So how high is the current being supplied to the battery? Well, the VOOC charger has a current output of 4.5A which is more than twice the current output of most standard chargers in the market today. Most mobile chargers are limited to 1A or 2A. This enables the battery to be charged from 0% to 75% in 30 minutes.
In reality, we did see the battery hit 82% in just 37 minutes! A full charge took slightly over an hour! The battery also does not get warm during the charging process as the device has five layers of thermal protective coating to prevent overheating. To put things into perspective, the standard 2.1A charger takes about 3 hours.
Many users will grow to appreciate the VOOC Rapid Charge technology as we do; after we reviewed the Find 7 series and used other phones, we found the normal charging process to be painfully slow. This insane fast charging technology should be adopted by all phone makers since short battery life is the most common complaint among smartphone users today. While developing smarter and longer lasting batteries is better in the long run, fast charging can be an effective, short term solution.
Should you be travelling, in which case using such a high powered charger may not be advisable, the phone package also comes with a travel charger, with a conventional output current of 2.1A.
The Find 7 series run on ColorOS V1.2.2i which is based on Android 4.3 Jelly Bean. We were told by Oppo Singapore that there are plans to bring the Android 4.4 update to the Find 7 devices. We've discussed the main features of ColorOS in our review of the R1 and N1, hence we will only be sharing a few notable aspects from using the interface on the Find 7 series.

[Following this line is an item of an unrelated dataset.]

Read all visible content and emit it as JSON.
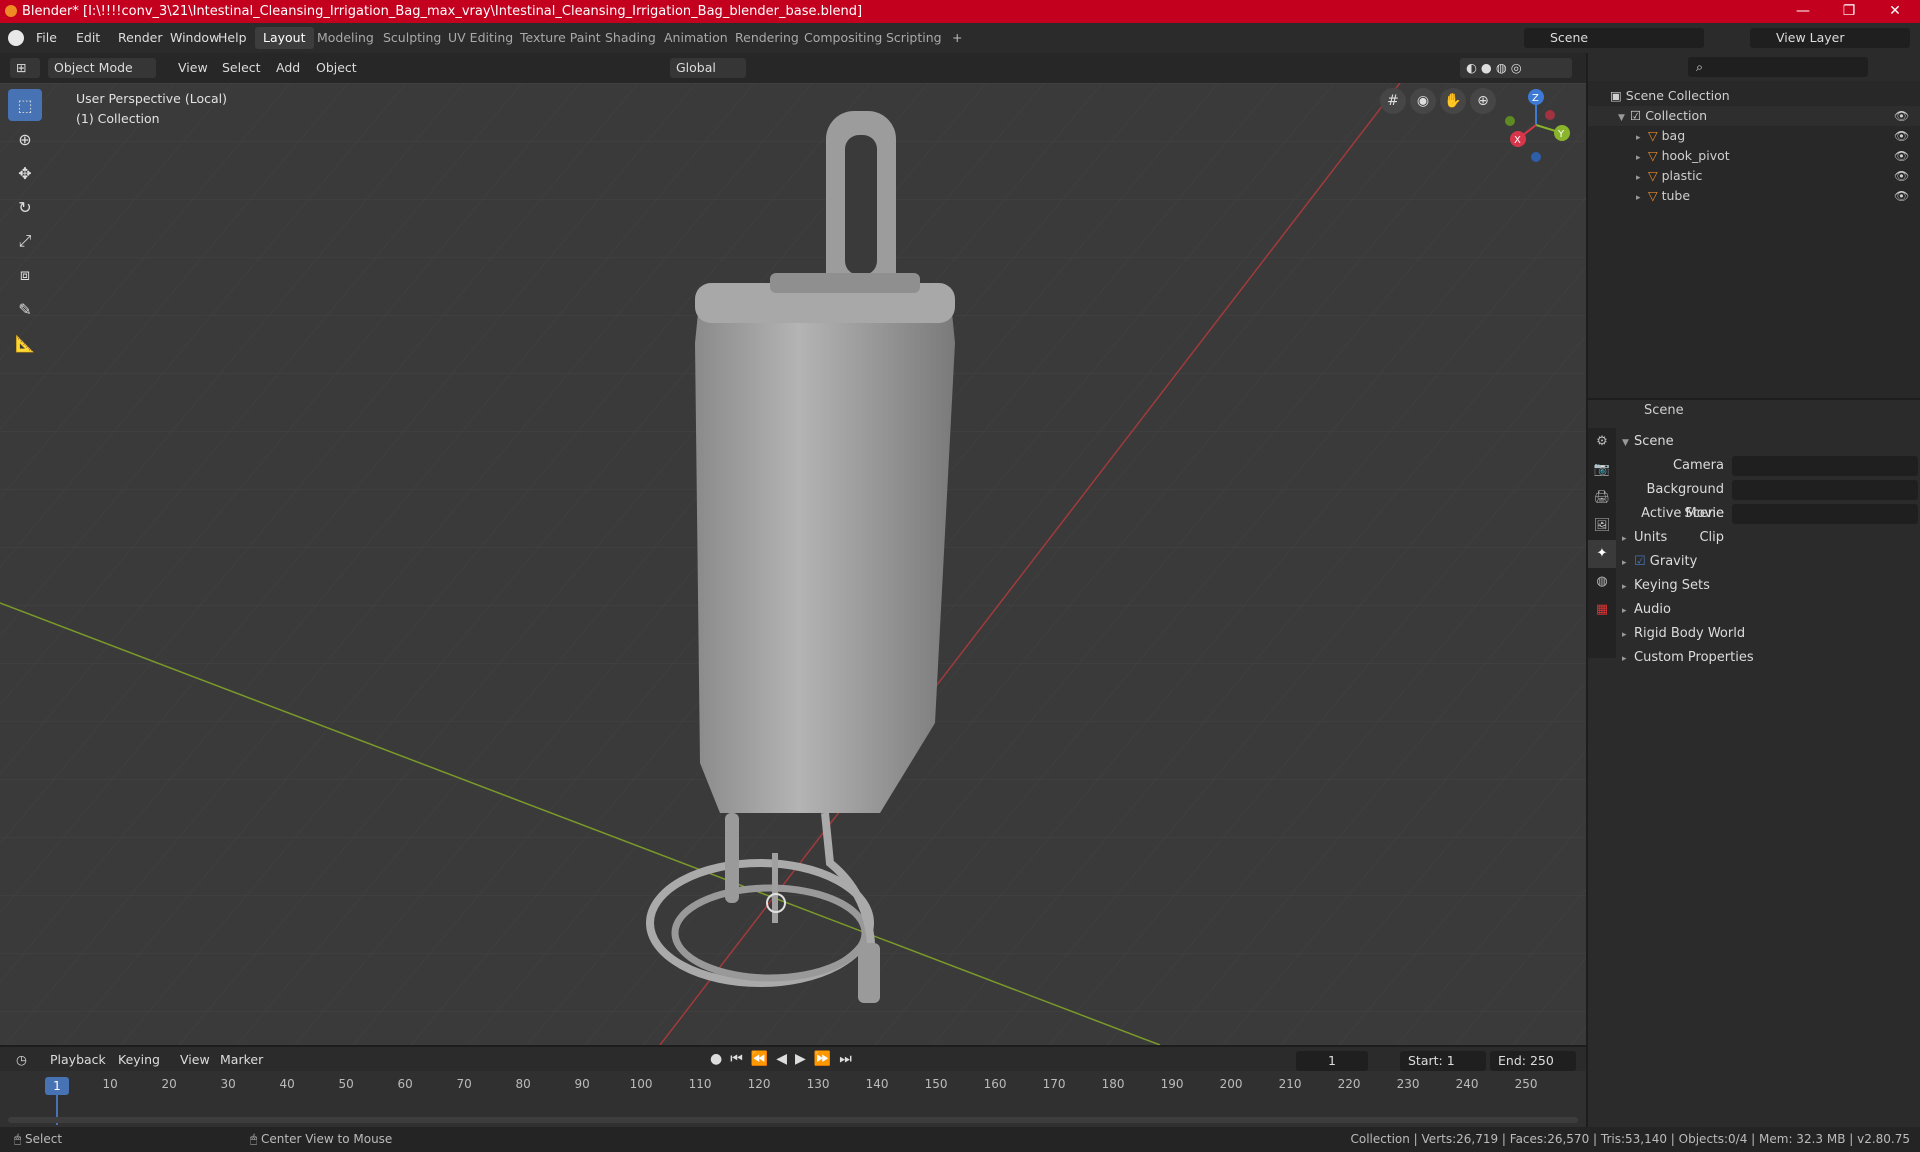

Screen gestures are a big part of ColorOS and they make the interface intuitive to use if you manage to get the hang of things. However, executing screen gestures single handedly on a 5.5-inch phone is a tricky affair as you risk dropping the phone. You are likely to use two hands to draw shapes or letters on the Gesture Panel. We've covered the use of gestures in detail on the Oppo R1 review, but we noticed that the Oppo Find 7 series is able to detect gestures even when the screen is off.
The Oppo Find 7 series also come with a Wake-on-voice detection, whereby the user can immediately activate Google Now - Google’s voice command system - just by speaking the hotword "Hey Snapdragon". It is similar to Android Kitkat’s Google Now "OK Google" feature, but with the additional capability of waking up even when the phone is on standby. However, do take note that the aforementioned can only work only when there is no security lock on the phone, which unfortunately defeats the presence of such a feature.